Thanks for the response! After looking at google search photos I believe you are correct. That explains the peculiar behavior. I’d point out that it does look like a whole colony of them. Also the only seeds in this area are our sunflower plants. No beans or peas. Ill try and get a better resolution photo for you soon if they are still there. Thanks for your help.
Brandon

What's That Bug? does not endorse extermination

Subject: Beetle Perhaps
Location: East Central Florida
January 2, 2013 2:14 pm
Found this bug on a necklace pod plant. Central east Florida. He is about 1 inch long
Signature: Ken Pichon

Broad Headed Bug
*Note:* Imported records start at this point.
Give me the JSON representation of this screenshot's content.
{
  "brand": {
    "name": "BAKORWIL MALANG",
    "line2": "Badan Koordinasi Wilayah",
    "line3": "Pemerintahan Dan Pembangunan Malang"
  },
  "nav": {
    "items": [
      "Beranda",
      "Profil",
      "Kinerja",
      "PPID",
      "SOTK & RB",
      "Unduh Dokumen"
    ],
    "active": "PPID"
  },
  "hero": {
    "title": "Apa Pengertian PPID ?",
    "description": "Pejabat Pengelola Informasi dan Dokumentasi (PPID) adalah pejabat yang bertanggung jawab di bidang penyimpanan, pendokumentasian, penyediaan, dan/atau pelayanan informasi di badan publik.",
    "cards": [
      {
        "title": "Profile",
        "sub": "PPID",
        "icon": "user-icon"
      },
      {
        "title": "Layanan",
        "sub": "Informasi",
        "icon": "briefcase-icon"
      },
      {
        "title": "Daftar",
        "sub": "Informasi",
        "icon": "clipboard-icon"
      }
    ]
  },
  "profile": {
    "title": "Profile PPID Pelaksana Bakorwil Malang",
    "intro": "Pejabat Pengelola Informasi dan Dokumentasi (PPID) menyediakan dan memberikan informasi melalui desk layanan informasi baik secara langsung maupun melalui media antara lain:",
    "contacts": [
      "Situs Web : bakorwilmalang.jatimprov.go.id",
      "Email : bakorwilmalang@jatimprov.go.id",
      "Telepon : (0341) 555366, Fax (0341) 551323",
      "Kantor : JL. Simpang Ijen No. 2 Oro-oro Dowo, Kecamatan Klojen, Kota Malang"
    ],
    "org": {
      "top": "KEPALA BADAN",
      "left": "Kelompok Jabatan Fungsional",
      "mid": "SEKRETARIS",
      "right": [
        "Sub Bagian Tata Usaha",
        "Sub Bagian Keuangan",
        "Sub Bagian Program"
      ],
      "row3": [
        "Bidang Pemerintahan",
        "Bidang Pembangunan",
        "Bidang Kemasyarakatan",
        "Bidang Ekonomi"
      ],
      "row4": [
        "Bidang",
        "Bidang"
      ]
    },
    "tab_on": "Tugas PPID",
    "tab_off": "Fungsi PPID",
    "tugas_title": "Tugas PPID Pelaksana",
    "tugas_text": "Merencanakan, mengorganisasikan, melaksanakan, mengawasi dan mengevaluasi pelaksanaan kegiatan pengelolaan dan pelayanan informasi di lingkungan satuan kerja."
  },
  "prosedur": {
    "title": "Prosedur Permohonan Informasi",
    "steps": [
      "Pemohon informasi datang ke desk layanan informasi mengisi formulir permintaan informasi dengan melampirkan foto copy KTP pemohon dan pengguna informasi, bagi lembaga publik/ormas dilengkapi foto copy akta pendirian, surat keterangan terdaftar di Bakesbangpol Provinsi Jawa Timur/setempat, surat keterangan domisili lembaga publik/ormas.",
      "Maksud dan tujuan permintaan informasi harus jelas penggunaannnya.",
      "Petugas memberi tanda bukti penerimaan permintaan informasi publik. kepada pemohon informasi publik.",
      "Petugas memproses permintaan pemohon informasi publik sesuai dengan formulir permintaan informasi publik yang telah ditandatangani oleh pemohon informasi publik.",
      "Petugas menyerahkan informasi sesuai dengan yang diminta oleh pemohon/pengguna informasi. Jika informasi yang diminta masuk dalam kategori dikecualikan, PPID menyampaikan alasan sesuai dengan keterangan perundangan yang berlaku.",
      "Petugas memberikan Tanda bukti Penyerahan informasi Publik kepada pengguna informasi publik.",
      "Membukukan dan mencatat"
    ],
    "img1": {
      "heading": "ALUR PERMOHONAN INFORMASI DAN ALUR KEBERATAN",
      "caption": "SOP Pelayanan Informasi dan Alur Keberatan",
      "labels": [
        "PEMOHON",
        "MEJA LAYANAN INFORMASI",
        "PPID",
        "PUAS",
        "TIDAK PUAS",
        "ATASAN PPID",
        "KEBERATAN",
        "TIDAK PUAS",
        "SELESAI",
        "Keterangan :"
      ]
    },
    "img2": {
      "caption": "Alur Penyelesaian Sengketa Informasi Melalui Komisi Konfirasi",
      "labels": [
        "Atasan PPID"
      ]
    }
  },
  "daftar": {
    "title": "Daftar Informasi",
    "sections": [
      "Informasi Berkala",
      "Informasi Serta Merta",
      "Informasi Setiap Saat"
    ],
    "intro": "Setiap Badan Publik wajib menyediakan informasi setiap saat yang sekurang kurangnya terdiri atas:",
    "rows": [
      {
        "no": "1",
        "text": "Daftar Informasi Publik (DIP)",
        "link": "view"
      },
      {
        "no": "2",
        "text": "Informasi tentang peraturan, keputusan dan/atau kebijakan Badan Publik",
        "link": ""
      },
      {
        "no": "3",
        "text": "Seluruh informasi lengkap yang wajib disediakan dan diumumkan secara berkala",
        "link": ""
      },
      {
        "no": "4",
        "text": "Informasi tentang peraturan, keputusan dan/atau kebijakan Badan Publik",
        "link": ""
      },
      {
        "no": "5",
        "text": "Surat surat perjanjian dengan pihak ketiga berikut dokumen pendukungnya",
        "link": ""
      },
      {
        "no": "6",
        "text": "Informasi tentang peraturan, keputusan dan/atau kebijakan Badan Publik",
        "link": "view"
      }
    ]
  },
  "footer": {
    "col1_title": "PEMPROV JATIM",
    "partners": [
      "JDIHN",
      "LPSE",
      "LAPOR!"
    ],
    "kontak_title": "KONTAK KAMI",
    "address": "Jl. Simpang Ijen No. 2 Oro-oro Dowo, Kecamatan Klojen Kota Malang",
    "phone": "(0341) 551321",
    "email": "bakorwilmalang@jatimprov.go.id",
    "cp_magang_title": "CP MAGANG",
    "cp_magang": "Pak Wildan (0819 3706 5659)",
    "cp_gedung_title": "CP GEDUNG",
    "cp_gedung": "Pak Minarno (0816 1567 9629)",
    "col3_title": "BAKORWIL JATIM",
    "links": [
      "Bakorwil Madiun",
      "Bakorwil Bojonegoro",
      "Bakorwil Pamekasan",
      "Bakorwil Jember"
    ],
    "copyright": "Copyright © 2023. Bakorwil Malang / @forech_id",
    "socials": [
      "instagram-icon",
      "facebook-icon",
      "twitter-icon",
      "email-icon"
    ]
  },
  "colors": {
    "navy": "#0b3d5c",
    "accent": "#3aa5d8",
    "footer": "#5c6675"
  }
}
Dear Ken,
This is a Broad Headed Bug in the genus
Hyalymenus, possibly Hyalymenus longispinus which is pictured on BugGuide and which is endemic to Florida according to BugGuide.  Though there are no photos available of the other two species, BugGuide notes:  “3 spp. restricted to FL (H. longispinus, H. notatus, H. potens).”

What's That Bug? does not endorse extermination

Subject: Wingless wasp?
Location: Austin, Texas, USA
October 27, 2012 7:21 pm
Hello
I saw this insect working its way up a cedar tree outside the job. Thought it was an ant at first yet it appears to have some type of wing structure on its back. Not sure what it is. My guess would be a wingless wasp. It resembles a velvet ant minus the velvet. Feel free to post if you find this insect interesting.
Thanks
-Calvin
Signature: Calvin

Broad Headed Bug

Dear Calvin,
This is an immature Broad Headed Bug which is believed to mimic the appearance of an Ant.  Ants are in the same insect order as Wasps, Hymenoptera.  Your confusion makes perfect sense.  Immature Broad Headed Bugs effectively mimic Ants.  Broad Headed Bugs are often called Ant Bugs.  Here is a photo from BugGuide of an immature Broad Headed Bug in the genus
Alydus.

What's That Bug? does not endorse extermination

Subject: Butt eyed ant
Location: Lilburn, Georgia
October 6, 2012 3:51 am
I found this guy on a weed that had grown up in my salvia bush. It had two spots on it’s butt that looked like eyes. Quiet a beautiful ant.
Signature: antwatcher’s sister

Ant Bug Nymph

Dear antwatcher’s sister,
Though this is not an Ant, your error is understandable.  This is an immature Broad Headed Bug in the genus
Alydus, and they are frequently called Ant Bugs since they are such effective ant mimics.  There are several fine photos on BugGuide.

What's That Bug? does not endorse extermination

Subject: What is this thing?
Location: A wetland in Reynoldsburg, Ohio
October 7, 2012 2:35 pm
Me and two fellow students are doing a project concerning the insect life in our backyard wetland. We found this nifty-looking guy, but have no idea what it is. I’ve looked everywhere online, and asked in a bunch of other Q&A sites, and gotten nothing. People keep saying it might be a velvet ant, but I know it’s not. It has a proboscis, long antenni, really long back legs, and you might not be able to see in the pictures, but it appears to have very small, possibly vestigial wings folded up on the back of its thorax.
Signature: Connor

Immature Ant Bug

Hi Conner,
This True Bug is a very effective ant mimic.  We believe it is an immature Ant Bug in the genus
Alydus, a group of Broad-Headed Bugs that are well represented on BugGuideThe BugGuide genus page mentions the common name Ant Bug.  We would not discount that it might be a nymph of a Black Damel Bug, Nabis subcoleoptratus, based on this photo on BugGuide , but we still favor the Broad Headed Bug. 

Immature Broad-Headed Bug

What's That Bug? does not endorse extermination

This one ate all the leaves on my pear tree
Location: Louisiana
October 27, 2011 3:56 pm
I had a bug problem last year and it is coming back. And I can’t find out what it is to deal with it. I’ve never had anything like this before. I hope you can help.
Signature: Michael

Texas Bow-Legged Bug

Dear Michael,
We do not believe this Broad Headed Bug is the pear tree defoliator.  We suspect your species might be the Texas Bow-Legged Bug,
Hyalymenus tarsatus, based on images posted to BugGuide which states:  “Often be seen feeding on a variety of plants, especially euphorbias and seed pods of legumes and milkweeds.”  Since Broad Headed Bugs have piercing and sucking mouthparts, they would not be capable of eating leaves. 

What's That Bug? does not endorse extermination